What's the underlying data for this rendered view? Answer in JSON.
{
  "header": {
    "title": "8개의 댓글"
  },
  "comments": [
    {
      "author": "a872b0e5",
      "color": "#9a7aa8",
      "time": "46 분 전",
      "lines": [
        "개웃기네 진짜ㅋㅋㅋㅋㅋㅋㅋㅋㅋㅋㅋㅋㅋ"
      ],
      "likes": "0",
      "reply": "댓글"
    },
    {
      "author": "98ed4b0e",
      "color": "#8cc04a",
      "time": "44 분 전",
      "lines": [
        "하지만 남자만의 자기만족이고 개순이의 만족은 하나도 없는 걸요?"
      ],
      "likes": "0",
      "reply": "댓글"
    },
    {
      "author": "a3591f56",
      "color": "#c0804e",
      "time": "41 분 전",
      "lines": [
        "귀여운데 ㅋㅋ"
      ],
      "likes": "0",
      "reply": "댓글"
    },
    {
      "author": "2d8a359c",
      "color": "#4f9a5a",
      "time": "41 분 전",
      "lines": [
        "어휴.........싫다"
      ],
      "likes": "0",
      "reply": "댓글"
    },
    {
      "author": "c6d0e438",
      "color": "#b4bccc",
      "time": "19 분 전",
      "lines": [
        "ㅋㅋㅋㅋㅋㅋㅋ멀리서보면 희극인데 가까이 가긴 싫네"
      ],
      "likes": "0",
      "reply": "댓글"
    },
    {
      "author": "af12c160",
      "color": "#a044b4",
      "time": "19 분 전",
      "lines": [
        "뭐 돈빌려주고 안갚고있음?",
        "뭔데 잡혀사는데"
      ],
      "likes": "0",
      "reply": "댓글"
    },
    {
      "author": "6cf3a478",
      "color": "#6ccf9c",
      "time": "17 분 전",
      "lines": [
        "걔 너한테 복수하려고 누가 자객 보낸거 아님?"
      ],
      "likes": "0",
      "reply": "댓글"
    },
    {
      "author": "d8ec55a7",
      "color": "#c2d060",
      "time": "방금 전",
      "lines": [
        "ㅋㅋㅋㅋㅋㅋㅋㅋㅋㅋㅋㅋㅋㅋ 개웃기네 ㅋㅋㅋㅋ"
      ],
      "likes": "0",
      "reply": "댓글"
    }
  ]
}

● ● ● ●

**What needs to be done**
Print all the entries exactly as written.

**Answer box**
What's the underlying data for this rendered view? Answer in JSON.
{
  "header": {
    "title": "8개의 댓글"
  },
  "comments": [
    {
      "author": "a872b0e5",
      "color": "#9a7aa8",
      "time": "46 분 전",
      "lines": [
        "개웃기네 진짜ㅋㅋㅋㅋㅋㅋㅋㅋㅋㅋㅋㅋㅋ"
      ],
      "likes": "0",
      "reply": "댓글"
    },
    {
      "author": "98ed4b0e",
      "color": "#8cc04a",
      "time": "44 분 전",
      "lines": [
        "하지만 남자만의 자기만족이고 개순이의 만족은 하나도 없는 걸요?"
      ],
      "likes": "0",
      "reply": "댓글"
    },
    {
      "author": "a3591f56",
      "color": "#c0804e",
      "time": "41 분 전",
      "lines": [
        "귀여운데 ㅋㅋ"
      ],
      "likes": "0",
      "reply": "댓글"
    },
    {
      "author": "2d8a359c",
      "color": "#4f9a5a",
      "time": "41 분 전",
      "lines": [
        "어휴.........싫다"
      ],
      "likes": "0",
      "reply": "댓글"
    },
    {
      "author": "c6d0e438",
      "color": "#b4bccc",
      "time": "19 분 전",
      "lines": [
        "ㅋㅋㅋㅋㅋㅋㅋ멀리서보면 희극인데 가까이 가긴 싫네"
      ],
      "likes": "0",
      "reply": "댓글"
    },
    {
      "author": "af12c160",
      "color": "#a044b4",
      "time": "19 분 전",
      "lines": [
        "뭐 돈빌려주고 안갚고있음?",
        "뭔데 잡혀사는데"
      ],
      "likes": "0",
      "reply": "댓글"
    },
    {
      "author": "6cf3a478",
      "color": "#6ccf9c",
      "time": "17 분 전",
      "lines": [
        "걔 너한테 복수하려고 누가 자객 보낸거 아님?"
      ],
      "likes": "0",
      "reply": "댓글"
    },
    {
      "author": "d8ec55a7",
      "color": "#c2d060",
      "time": "방금 전",
      "lines": [
        "ㅋㅋㅋㅋㅋㅋㅋㅋㅋㅋㅋㅋㅋㅋ 개웃기네 ㅋㅋㅋㅋ"
      ],
      "likes": "0",
      "reply": "댓글"
    }
  ]
}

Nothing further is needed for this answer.